Description of the task:
Emit only the lines from the line containing "Read all visible content and emit it as JSON." through the last line of the entries, unchanged.

-- Dataset records follows --

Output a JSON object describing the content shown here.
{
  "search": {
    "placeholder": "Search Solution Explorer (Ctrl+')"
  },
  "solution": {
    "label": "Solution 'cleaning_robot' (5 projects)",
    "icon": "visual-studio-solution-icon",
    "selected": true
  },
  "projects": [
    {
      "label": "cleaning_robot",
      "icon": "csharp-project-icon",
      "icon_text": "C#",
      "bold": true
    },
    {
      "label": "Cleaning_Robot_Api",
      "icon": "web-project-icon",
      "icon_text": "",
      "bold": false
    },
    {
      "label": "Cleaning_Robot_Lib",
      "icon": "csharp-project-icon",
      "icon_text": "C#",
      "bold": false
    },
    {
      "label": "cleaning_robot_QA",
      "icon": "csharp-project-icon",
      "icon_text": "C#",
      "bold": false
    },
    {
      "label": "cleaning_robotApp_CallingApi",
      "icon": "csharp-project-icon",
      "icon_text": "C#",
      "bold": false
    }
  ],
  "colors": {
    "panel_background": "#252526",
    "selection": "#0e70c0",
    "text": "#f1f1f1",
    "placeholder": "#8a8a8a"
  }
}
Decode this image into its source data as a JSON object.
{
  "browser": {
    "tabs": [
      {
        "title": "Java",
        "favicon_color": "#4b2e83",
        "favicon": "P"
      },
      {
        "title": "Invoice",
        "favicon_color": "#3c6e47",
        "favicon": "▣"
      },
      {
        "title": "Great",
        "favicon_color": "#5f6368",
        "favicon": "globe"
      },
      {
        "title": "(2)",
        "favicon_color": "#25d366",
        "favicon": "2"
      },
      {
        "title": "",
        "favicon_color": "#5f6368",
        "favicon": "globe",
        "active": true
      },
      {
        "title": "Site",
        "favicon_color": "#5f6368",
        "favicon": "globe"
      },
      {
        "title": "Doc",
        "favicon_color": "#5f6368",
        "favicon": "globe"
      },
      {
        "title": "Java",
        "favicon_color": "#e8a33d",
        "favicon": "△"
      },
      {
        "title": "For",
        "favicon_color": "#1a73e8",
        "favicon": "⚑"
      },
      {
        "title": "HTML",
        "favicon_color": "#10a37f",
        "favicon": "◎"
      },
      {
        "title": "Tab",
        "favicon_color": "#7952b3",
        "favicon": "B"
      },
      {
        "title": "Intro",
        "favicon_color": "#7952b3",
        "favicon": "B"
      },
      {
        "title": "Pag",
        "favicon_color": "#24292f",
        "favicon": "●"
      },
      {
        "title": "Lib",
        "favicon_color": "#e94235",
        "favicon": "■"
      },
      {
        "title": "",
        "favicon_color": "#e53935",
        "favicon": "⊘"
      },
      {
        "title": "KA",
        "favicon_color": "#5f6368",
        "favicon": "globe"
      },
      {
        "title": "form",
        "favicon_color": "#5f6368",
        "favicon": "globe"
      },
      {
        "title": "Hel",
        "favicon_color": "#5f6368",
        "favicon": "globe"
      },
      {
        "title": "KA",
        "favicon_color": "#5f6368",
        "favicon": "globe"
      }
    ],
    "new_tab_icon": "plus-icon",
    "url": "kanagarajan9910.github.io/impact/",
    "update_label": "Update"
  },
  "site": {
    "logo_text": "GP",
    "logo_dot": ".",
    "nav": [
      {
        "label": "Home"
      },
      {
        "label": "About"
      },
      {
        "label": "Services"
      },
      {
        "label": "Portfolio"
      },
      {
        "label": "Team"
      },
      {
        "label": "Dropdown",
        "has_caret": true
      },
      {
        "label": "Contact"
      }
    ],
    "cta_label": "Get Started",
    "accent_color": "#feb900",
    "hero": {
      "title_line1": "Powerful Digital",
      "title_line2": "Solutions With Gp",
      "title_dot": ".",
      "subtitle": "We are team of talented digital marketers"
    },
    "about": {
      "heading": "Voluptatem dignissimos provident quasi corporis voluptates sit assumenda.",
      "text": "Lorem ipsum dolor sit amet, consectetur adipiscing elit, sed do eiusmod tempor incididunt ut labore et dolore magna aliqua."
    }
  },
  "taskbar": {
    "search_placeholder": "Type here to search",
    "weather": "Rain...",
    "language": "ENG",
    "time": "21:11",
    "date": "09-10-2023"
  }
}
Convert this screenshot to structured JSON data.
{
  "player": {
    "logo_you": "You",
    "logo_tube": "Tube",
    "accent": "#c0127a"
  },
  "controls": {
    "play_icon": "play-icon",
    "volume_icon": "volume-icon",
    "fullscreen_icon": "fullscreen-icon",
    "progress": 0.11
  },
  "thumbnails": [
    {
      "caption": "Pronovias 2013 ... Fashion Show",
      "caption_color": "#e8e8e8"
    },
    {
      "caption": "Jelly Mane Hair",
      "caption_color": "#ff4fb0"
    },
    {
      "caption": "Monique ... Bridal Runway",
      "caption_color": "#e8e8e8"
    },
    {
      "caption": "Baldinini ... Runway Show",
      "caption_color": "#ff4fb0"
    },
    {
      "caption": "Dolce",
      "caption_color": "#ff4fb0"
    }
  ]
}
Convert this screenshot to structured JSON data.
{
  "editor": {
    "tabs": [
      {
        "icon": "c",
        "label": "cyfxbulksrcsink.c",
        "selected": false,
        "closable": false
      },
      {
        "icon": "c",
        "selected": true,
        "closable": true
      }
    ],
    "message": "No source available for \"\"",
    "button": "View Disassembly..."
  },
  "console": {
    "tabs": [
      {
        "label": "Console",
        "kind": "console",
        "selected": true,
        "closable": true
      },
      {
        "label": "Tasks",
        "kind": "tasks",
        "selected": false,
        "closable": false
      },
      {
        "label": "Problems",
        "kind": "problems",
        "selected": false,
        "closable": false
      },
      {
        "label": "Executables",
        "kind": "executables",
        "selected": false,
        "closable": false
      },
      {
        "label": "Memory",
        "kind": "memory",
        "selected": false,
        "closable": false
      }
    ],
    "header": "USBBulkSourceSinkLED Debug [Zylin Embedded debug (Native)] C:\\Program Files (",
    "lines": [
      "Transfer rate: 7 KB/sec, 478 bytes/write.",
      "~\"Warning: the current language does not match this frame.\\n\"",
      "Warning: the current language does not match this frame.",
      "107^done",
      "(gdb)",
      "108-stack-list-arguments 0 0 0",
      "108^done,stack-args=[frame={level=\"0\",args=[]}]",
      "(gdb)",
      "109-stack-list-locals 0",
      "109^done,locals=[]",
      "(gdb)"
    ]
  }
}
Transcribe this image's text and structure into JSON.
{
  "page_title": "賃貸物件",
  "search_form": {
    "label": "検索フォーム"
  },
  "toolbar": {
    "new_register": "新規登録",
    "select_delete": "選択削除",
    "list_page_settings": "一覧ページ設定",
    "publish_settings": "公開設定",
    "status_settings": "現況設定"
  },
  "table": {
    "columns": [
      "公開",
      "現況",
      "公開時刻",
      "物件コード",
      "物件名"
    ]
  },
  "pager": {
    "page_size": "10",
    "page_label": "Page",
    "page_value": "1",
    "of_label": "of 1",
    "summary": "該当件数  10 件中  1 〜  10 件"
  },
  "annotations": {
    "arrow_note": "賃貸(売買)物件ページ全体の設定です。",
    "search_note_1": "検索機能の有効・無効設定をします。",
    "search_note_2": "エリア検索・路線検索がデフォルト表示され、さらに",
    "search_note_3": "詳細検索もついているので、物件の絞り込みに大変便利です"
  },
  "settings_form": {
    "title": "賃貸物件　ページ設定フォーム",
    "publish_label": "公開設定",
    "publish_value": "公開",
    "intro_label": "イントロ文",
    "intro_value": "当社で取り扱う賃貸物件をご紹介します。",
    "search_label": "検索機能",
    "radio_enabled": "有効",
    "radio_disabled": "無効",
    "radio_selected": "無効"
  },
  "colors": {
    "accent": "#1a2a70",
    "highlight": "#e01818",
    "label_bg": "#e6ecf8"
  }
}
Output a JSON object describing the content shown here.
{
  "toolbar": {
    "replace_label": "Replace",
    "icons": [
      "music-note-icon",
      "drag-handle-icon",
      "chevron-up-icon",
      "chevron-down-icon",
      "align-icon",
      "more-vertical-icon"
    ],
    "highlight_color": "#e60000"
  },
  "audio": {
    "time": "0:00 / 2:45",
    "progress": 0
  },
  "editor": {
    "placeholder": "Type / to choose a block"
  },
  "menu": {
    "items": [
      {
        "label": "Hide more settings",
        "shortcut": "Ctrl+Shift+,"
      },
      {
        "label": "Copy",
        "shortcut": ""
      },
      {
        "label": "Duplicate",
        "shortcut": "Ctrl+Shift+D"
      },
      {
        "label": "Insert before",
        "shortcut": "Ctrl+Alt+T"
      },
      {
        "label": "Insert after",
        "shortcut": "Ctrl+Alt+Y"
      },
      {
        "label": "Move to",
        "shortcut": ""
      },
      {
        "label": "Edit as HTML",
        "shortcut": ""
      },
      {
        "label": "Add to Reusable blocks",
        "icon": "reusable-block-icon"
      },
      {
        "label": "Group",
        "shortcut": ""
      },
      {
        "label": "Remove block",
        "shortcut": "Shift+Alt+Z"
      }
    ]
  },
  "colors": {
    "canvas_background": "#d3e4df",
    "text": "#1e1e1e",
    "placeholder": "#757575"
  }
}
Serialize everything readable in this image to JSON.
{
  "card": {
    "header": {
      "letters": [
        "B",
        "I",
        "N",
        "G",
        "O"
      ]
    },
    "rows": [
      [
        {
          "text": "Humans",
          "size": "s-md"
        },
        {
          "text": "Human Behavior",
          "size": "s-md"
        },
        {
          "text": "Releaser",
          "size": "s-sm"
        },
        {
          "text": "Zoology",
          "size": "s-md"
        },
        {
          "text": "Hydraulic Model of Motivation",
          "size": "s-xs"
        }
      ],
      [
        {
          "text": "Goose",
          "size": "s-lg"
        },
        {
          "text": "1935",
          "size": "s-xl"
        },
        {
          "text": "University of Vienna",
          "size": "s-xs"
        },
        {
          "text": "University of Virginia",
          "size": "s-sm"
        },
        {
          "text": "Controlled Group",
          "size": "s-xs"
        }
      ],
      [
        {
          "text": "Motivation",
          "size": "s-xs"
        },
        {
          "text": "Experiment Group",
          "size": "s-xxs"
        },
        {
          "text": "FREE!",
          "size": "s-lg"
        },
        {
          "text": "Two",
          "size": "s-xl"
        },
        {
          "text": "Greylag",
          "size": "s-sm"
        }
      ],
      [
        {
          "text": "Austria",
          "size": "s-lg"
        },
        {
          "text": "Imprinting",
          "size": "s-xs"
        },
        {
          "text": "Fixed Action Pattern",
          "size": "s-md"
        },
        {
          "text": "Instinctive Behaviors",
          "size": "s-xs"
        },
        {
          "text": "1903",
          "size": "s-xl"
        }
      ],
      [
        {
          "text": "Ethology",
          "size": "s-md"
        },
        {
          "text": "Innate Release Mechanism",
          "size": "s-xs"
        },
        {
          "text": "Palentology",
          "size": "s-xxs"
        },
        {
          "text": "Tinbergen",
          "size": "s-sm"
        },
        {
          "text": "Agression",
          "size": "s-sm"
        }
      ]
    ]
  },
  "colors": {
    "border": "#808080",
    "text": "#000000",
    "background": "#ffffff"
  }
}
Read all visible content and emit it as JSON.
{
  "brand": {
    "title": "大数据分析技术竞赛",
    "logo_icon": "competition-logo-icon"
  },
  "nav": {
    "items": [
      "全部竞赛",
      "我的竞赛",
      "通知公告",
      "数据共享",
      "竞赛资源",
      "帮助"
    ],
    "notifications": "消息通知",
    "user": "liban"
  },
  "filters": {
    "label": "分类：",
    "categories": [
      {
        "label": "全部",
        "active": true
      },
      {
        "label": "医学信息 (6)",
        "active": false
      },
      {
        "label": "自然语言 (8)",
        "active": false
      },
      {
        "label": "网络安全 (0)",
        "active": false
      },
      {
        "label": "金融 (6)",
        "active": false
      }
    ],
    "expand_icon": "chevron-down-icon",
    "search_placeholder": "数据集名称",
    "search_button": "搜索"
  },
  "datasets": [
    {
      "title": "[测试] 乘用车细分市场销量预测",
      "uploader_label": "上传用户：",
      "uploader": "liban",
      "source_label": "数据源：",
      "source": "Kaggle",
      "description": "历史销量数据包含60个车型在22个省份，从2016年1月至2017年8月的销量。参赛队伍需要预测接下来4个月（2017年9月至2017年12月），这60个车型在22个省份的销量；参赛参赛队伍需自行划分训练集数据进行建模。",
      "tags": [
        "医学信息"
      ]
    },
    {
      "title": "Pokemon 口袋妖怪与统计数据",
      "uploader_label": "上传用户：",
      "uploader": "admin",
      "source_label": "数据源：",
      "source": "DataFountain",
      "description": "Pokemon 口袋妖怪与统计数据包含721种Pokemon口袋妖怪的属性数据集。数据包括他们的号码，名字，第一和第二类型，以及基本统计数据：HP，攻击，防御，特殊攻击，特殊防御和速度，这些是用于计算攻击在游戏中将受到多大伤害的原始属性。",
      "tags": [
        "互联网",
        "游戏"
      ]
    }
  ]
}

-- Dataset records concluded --

Output for this task:
Read all visible content and emit it as JSON.
{
  "brand": {
    "title": "大数据分析技术竞赛",
    "logo_icon": "competition-logo-icon"
  },
  "nav": {
    "items": [
      "全部竞赛",
      "我的竞赛",
      "通知公告",
      "数据共享",
      "竞赛资源",
      "帮助"
    ],
    "notifications": "消息通知",
    "user": "liban"
  },
  "filters": {
    "label": "分类：",
    "categories": [
      {
        "label": "全部",
        "active": true
      },
      {
        "label": "医学信息 (6)",
        "active": false
      },
      {
        "label": "自然语言 (8)",
        "active": false
      },
      {
        "label": "网络安全 (0)",
        "active": false
      },
      {
        "label": "金融 (6)",
        "active": false
      }
    ],
    "expand_icon": "chevron-down-icon",
    "search_placeholder": "数据集名称",
    "search_button": "搜索"
  },
  "datasets": [
    {
      "title": "[测试] 乘用车细分市场销量预测",
      "uploader_label": "上传用户：",
      "uploader": "liban",
      "source_label": "数据源：",
      "source": "Kaggle",
      "description": "历史销量数据包含60个车型在22个省份，从2016年1月至2017年8月的销量。参赛队伍需要预测接下来4个月（2017年9月至2017年12月），这60个车型在22个省份的销量；参赛参赛队伍需自行划分训练集数据进行建模。",
      "tags": [
        "医学信息"
      ]
    },
    {
      "title": "Pokemon 口袋妖怪与统计数据",
      "uploader_label": "上传用户：",
      "uploader": "admin",
      "source_label": "数据源：",
      "source": "DataFountain",
      "description": "Pokemon 口袋妖怪与统计数据包含721种Pokemon口袋妖怪的属性数据集。数据包括他们的号码，名字，第一和第二类型，以及基本统计数据：HP，攻击，防御，特殊攻击，特殊防御和速度，这些是用于计算攻击在游戏中将受到多大伤害的原始属性。",
      "tags": [
        "互联网",
        "游戏"
      ]
    }
  ]
}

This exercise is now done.